Instead of deferring until memory is available, or even just proceeding without DMA, the omap_hsmmc driver immediately fails the request with an error, thus pretty much guaranteeing loss of data or even filesystem corruption. I personally think this is completely unacceptable behaviour of a block driver.

I’ve been meaning to persue this matter on the linux-mmc and/or linux-omap lists, but since it was a single isolated incident and I have lots of other stuff to do I haven’t been able to find the time and motivation yet.

Matthijs

Instead of deferring until memory is available, or even just proceeding without DMA, the omap_hsmmc driver immediately fails the request with an error, thus pretty much guaranteeing loss of data or even filesystem corruption. I personally think this is completely unacceptable behaviour of a block driver.

I agree with you 100%. Completely irresponsible and unacceptable. Problem is . . . ‘open source’, or in this case where the term ‘open sores’ I think applies.

No idea if either of you ‘flash’ many devices at once. But it would be good to be 100% sure where, and why this issue occurs.

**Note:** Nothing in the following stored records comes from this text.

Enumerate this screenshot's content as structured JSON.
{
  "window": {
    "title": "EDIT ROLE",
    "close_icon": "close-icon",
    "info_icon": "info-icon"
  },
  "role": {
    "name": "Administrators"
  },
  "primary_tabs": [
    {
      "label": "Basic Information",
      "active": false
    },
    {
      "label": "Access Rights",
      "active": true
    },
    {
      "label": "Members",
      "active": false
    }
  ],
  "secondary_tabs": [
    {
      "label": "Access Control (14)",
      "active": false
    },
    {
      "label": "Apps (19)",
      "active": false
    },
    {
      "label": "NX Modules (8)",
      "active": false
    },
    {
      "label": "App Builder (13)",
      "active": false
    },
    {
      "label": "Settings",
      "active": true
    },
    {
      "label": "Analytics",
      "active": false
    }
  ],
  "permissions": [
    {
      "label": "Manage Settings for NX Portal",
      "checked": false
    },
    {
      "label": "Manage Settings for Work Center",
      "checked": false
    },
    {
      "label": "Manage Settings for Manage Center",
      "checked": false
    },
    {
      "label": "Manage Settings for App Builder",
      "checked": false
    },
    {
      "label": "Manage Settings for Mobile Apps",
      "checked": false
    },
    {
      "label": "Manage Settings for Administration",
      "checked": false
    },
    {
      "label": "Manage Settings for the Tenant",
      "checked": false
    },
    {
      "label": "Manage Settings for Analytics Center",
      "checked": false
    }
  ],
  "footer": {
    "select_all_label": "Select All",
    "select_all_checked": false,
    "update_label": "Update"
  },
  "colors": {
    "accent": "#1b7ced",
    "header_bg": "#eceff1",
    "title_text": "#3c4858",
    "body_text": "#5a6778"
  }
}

I have not experienced this issue at all. But quite honestly I think I’ve flashed the eMMC of only 3 different boards a few times each. In each case, rsync work flawlessly, and the whole copy operation was done in well under 2 minutes.

The image I’ve used: BBB-blank-debian-8.5-console-armhf-2016-06-19-2gb.img.xz

Powered by USB even, but a good known solid USB 3.0 port. When I check the PMIC registers, it says it set to 1300mA. So I have to assume that helps.

I do not know what else to add for the procedure I use. I use . . .

william@eee-pc:~$ uname -r
3.2.0-4-686-pae

To dd the image above to sdcard. Then it’s been just a simple matter of booting the given board with the sdcard inserted . …

But anyway, I would not rule out power related issues in any case. It’s not looking likely, but not impossible.

This is very useful information; thank you.

At this time I dd the entire image at provisioning time, and run the upgradable application from a loop-mounted image, so no update path involves writing many small files. However I intend to transition very soon to Yocto with package updates that are likely to make the problem visible again. At that time I’ll actually be able to control the kernel configuration and source better than under debian, so if the problem is still present I’ll see if I can propose a fix.

Peter